**Data records for software interfaces**:
━━━━━━━━━━━━━━━━━━━━

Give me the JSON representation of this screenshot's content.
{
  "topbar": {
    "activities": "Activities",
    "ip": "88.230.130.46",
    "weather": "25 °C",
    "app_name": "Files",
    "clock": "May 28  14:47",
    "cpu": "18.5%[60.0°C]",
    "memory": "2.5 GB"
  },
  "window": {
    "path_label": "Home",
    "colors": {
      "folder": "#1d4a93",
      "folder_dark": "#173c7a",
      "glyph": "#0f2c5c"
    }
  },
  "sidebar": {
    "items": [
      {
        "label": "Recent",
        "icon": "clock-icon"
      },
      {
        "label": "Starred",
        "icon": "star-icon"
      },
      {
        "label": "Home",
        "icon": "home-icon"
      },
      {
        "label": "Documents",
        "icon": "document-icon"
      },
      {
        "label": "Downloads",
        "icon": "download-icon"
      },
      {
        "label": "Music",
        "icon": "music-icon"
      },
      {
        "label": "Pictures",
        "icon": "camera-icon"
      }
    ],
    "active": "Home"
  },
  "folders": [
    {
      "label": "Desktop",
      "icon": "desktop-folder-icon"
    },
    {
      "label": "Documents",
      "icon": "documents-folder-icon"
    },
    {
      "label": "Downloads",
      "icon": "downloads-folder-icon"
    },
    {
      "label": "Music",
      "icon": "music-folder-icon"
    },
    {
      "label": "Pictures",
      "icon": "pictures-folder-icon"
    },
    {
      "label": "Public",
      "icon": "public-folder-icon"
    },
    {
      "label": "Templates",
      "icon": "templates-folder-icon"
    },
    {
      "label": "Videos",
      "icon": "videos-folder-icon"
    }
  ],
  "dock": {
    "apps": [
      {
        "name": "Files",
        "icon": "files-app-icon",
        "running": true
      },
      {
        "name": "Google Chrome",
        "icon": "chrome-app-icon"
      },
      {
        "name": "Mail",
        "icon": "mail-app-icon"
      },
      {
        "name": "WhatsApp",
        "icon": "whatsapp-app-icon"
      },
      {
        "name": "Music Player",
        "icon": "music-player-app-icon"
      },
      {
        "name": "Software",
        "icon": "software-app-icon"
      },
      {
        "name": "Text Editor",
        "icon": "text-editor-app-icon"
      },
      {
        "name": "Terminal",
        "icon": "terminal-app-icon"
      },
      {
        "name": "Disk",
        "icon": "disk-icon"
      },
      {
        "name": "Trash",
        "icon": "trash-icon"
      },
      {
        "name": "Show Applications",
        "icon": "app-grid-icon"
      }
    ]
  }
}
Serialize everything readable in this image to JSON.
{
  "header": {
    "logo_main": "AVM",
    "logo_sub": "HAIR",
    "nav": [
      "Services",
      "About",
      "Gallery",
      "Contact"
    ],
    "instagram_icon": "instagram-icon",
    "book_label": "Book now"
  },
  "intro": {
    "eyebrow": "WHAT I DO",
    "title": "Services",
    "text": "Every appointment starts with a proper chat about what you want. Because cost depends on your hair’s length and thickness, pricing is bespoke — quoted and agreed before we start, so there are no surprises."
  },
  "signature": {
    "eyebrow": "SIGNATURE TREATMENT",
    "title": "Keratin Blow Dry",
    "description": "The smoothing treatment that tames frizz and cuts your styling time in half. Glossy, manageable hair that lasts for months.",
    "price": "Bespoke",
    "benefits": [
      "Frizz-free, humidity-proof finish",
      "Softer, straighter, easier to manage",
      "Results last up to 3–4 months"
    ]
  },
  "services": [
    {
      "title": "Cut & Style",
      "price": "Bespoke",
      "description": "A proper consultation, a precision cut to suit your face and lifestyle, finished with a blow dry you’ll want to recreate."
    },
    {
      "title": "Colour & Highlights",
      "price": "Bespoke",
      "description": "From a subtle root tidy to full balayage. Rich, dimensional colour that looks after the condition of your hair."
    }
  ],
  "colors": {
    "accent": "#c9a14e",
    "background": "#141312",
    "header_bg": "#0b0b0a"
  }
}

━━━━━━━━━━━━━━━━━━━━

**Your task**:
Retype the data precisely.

**Written solution**:
Give me the JSON representation of this screenshot's content.
{
  "topbar": {
    "activities": "Activities",
    "ip": "88.230.130.46",
    "weather": "25 °C",
    "app_name": "Files",
    "clock": "May 28  14:47",
    "cpu": "18.5%[60.0°C]",
    "memory": "2.5 GB"
  },
  "window": {
    "path_label": "Home",
    "colors": {
      "folder": "#1d4a93",
      "folder_dark": "#173c7a",
      "glyph": "#0f2c5c"
    }
  },
  "sidebar": {
    "items": [
      {
        "label": "Recent",
        "icon": "clock-icon"
      },
      {
        "label": "Starred",
        "icon": "star-icon"
      },
      {
        "label": "Home",
        "icon": "home-icon"
      },
      {
        "label": "Documents",
        "icon": "document-icon"
      },
      {
        "label": "Downloads",
        "icon": "download-icon"
      },
      {
        "label": "Music",
        "icon": "music-icon"
      },
      {
        "label": "Pictures",
        "icon": "camera-icon"
      }
    ],
    "active": "Home"
  },
  "folders": [
    {
      "label": "Desktop",
      "icon": "desktop-folder-icon"
    },
    {
      "label": "Documents",
      "icon": "documents-folder-icon"
    },
    {
      "label": "Downloads",
      "icon": "downloads-folder-icon"
    },
    {
      "label": "Music",
      "icon": "music-folder-icon"
    },
    {
      "label": "Pictures",
      "icon": "pictures-folder-icon"
    },
    {
      "label": "Public",
      "icon": "public-folder-icon"
    },
    {
      "label": "Templates",
      "icon": "templates-folder-icon"
    },
    {
      "label": "Videos",
      "icon": "videos-folder-icon"
    }
  ],
  "dock": {
    "apps": [
      {
        "name": "Files",
        "icon": "files-app-icon",
        "running": true
      },
      {
        "name": "Google Chrome",
        "icon": "chrome-app-icon"
      },
      {
        "name": "Mail",
        "icon": "mail-app-icon"
      },
      {
        "name": "WhatsApp",
        "icon": "whatsapp-app-icon"
      },
      {
        "name": "Music Player",
        "icon": "music-player-app-icon"
      },
      {
        "name": "Software",
        "icon": "software-app-icon"
      },
      {
        "name": "Text Editor",
        "icon": "text-editor-app-icon"
      },
      {
        "name": "Terminal",
        "icon": "terminal-app-icon"
      },
      {
        "name": "Disk",
        "icon": "disk-icon"
      },
      {
        "name": "Trash",
        "icon": "trash-icon"
      },
      {
        "name": "Show Applications",
        "icon": "app-grid-icon"
      }
    ]
  }
}
Serialize everything readable in this image to JSON.
{
  "header": {
    "logo_main": "AVM",
    "logo_sub": "HAIR",
    "nav": [
      "Services",
      "About",
      "Gallery",
      "Contact"
    ],
    "instagram_icon": "instagram-icon",
    "book_label": "Book now"
  },
  "intro": {
    "eyebrow": "WHAT I DO",
    "title": "Services",
    "text": "Every appointment starts with a proper chat about what you want. Because cost depends on your hair’s length and thickness, pricing is bespoke — quoted and agreed before we start, so there are no surprises."
  },
  "signature": {
    "eyebrow": "SIGNATURE TREATMENT",
    "title": "Keratin Blow Dry",
    "description": "The smoothing treatment that tames frizz and cuts your styling time in half. Glossy, manageable hair that lasts for months.",
    "price": "Bespoke",
    "benefits": [
      "Frizz-free, humidity-proof finish",
      "Softer, straighter, easier to manage",
      "Results last up to 3–4 months"
    ]
  },
  "services": [
    {
      "title": "Cut & Style",
      "price": "Bespoke",
      "description": "A proper consultation, a precision cut to suit your face and lifestyle, finished with a blow dry you’ll want to recreate."
    },
    {
      "title": "Colour & Highlights",
      "price": "Bespoke",
      "description": "From a subtle root tidy to full balayage. Rich, dimensional colour that looks after the condition of your hair."
    }
  ],
  "colors": {
    "accent": "#c9a14e",
    "background": "#141312",
    "header_bg": "#0b0b0a"
  }
}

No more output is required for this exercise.